  • Gondwana(Geology)—Congresses;
  • Geology,Structural—Congresses

Summary
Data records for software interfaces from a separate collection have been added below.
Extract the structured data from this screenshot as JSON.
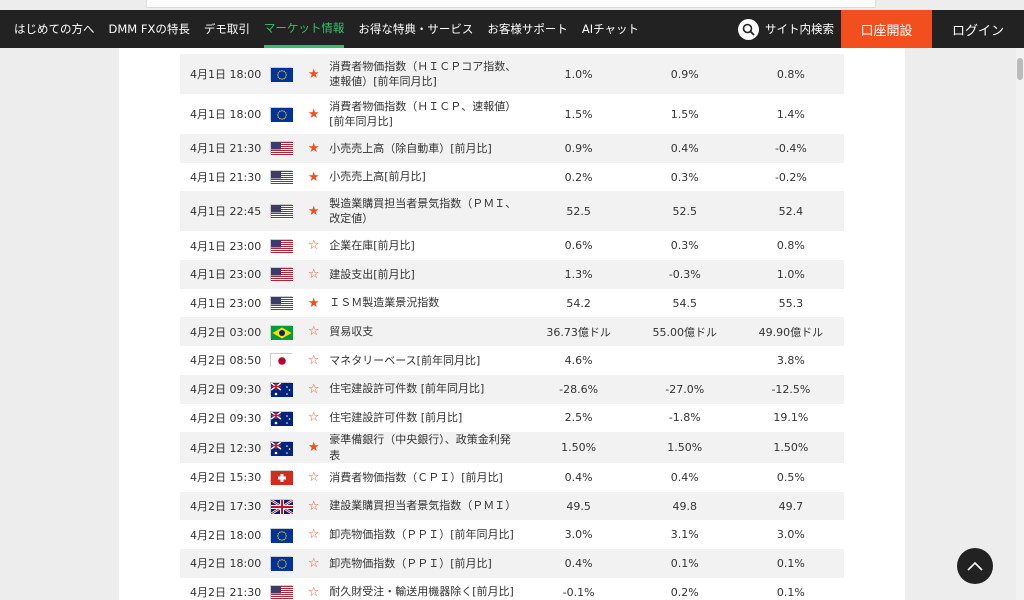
{
  "nav": {
    "items": [
      "はじめての方へ",
      "DMM FXの特長",
      "デモ取引",
      "マーケット情報",
      "お得な特典・サービス",
      "お客様サポート",
      "AIチャット"
    ],
    "active_index": 3,
    "search_label": "サイト内検索",
    "open_account_label": "口座開設",
    "login_label": "ログイン"
  },
  "colors": {
    "accent_green": "#33c06a",
    "accent_orange": "#f24e1e",
    "nav_bg": "#222222"
  },
  "rows": [
    {
      "time": "4月1日 18:00",
      "flag": "eu-flag-icon",
      "star": "filled",
      "indicator": "消費者物価指数（ＨＩＣＰコア指数、速報値）[前年同月比]",
      "v1": "1.0%",
      "v2": "0.9%",
      "v3": "0.8%",
      "tall": true
    },
    {
      "time": "4月1日 18:00",
      "flag": "eu-flag-icon",
      "star": "filled",
      "indicator": "消費者物価指数（ＨＩＣＰ、速報値）[前年同月比]",
      "v1": "1.5%",
      "v2": "1.5%",
      "v3": "1.4%",
      "tall": true
    },
    {
      "time": "4月1日 21:30",
      "flag": "us-flag-icon",
      "star": "filled",
      "indicator": "小売売上高（除自動車）[前月比]",
      "v1": "0.9%",
      "v2": "0.4%",
      "v3": "-0.4%"
    },
    {
      "time": "4月1日 21:30",
      "flag": "us-flag-icon",
      "star": "filled",
      "indicator": "小売売上高[前月比]",
      "v1": "0.2%",
      "v2": "0.3%",
      "v3": "-0.2%"
    },
    {
      "time": "4月1日 22:45",
      "flag": "us-flag-icon",
      "star": "filled",
      "indicator": "製造業購買担当者景気指数（ＰＭＩ、改定値）",
      "v1": "52.5",
      "v2": "52.5",
      "v3": "52.4",
      "tall": true
    },
    {
      "time": "4月1日 23:00",
      "flag": "us-flag-icon",
      "star": "empty",
      "indicator": "企業在庫[前月比]",
      "v1": "0.6%",
      "v2": "0.3%",
      "v3": "0.8%"
    },
    {
      "time": "4月1日 23:00",
      "flag": "us-flag-icon",
      "star": "empty",
      "indicator": "建設支出[前月比]",
      "v1": "1.3%",
      "v2": "-0.3%",
      "v3": "1.0%"
    },
    {
      "time": "4月1日 23:00",
      "flag": "us-flag-icon",
      "star": "filled",
      "indicator": "ＩＳＭ製造業景況指数",
      "v1": "54.2",
      "v2": "54.5",
      "v3": "55.3"
    },
    {
      "time": "4月2日 03:00",
      "flag": "br-flag-icon",
      "star": "empty",
      "indicator": "貿易収支",
      "v1": "36.73億ドル",
      "v2": "55.00億ドル",
      "v3": "49.90億ドル"
    },
    {
      "time": "4月2日 08:50",
      "flag": "jp-flag-icon",
      "star": "empty",
      "indicator": "マネタリーベース[前年同月比]",
      "v1": "4.6%",
      "v2": "",
      "v3": "3.8%"
    },
    {
      "time": "4月2日 09:30",
      "flag": "au-flag-icon",
      "star": "empty",
      "indicator": "住宅建設許可件数 [前年同月比]",
      "v1": "-28.6%",
      "v2": "-27.0%",
      "v3": "-12.5%"
    },
    {
      "time": "4月2日 09:30",
      "flag": "au-flag-icon",
      "star": "empty",
      "indicator": "住宅建設許可件数 [前月比]",
      "v1": "2.5%",
      "v2": "-1.8%",
      "v3": "19.1%"
    },
    {
      "time": "4月2日 12:30",
      "flag": "au-flag-icon",
      "star": "filled",
      "indicator": "豪準備銀行（中央銀行）、政策金利発表",
      "v1": "1.50%",
      "v2": "1.50%",
      "v3": "1.50%"
    },
    {
      "time": "4月2日 15:30",
      "flag": "ch-flag-icon",
      "star": "empty",
      "indicator": "消費者物価指数（ＣＰＩ）[前月比]",
      "v1": "0.4%",
      "v2": "0.4%",
      "v3": "0.5%"
    },
    {
      "time": "4月2日 17:30",
      "flag": "uk-flag-icon",
      "star": "empty",
      "indicator": "建設業購買担当者景気指数（ＰＭＩ）",
      "v1": "49.5",
      "v2": "49.8",
      "v3": "49.7"
    },
    {
      "time": "4月2日 18:00",
      "flag": "eu-flag-icon",
      "star": "empty",
      "indicator": "卸売物価指数（ＰＰＩ）[前年同月比]",
      "v1": "3.0%",
      "v2": "3.1%",
      "v3": "3.0%"
    },
    {
      "time": "4月2日 18:00",
      "flag": "eu-flag-icon",
      "star": "empty",
      "indicator": "卸売物価指数（ＰＰＩ）[前月比]",
      "v1": "0.4%",
      "v2": "0.1%",
      "v3": "0.1%"
    },
    {
      "time": "4月2日 21:30",
      "flag": "us-flag-icon",
      "star": "empty",
      "indicator": "耐久財受注・輸送用機器除く[前月比]",
      "v1": "-0.1%",
      "v2": "0.2%",
      "v3": "0.1%"
    }
  ]
}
The late Paleozoic to late Cenozoic evolution of northern Patagonia was influenced significantly by events that occurred while the area was part of the South American sector of Gondwanaland. Late Paleozoic to Middle Triassic subduction along the edge of the supercontinent formed a broad convergent-margin system that is the underpinning of northern Patagonia. Deformation (Gondwanidian orogeny) associated with the subduction is recognized in both the forearc and the convergent backarc areas. Regional extension, accompanied by bimodal volcanism, began in the Late Triassic and led to the formation of a number of north-northwest trending rift basins in Patagonia, which generally followed the Gondwanidian basement grain. Continued extension in the Jurassic and Early Cretaceous led to the opening of the Rocas Verdes marginal basin in southern Chile and, ultimately, to the opening of the South Atlantic Ocean. Once oceanic crust began to form, faulting and volcanism declined in Patagonia. During the late Early Cretaceous to the Late Cretaceous, sags over the rift basins coalesced to form a broad backarc basin behind the volcanic arc to the west. These sags are suggestive of thermally driven subsidence. Subsidence of the evolving Atlantic margin allowed extensive marine transgressions to take place from the east. The stratigraphic record of northern Patagonia reflects these events. The upper Paleozoic to upper Mesozoic sedimentary sequences were deposited in basins directly associated with convergent activity along the margin of Gondwanaland or in rift basins created during its breakup. Even though the Tertiary evolution of Patagonia was dominated by events along the western margin of South America, the patterns of sediment transport, thickness, and general shoreline position were still influenced by the locations of the Mesozoic rifts formed during the breakup of Gondwanaland.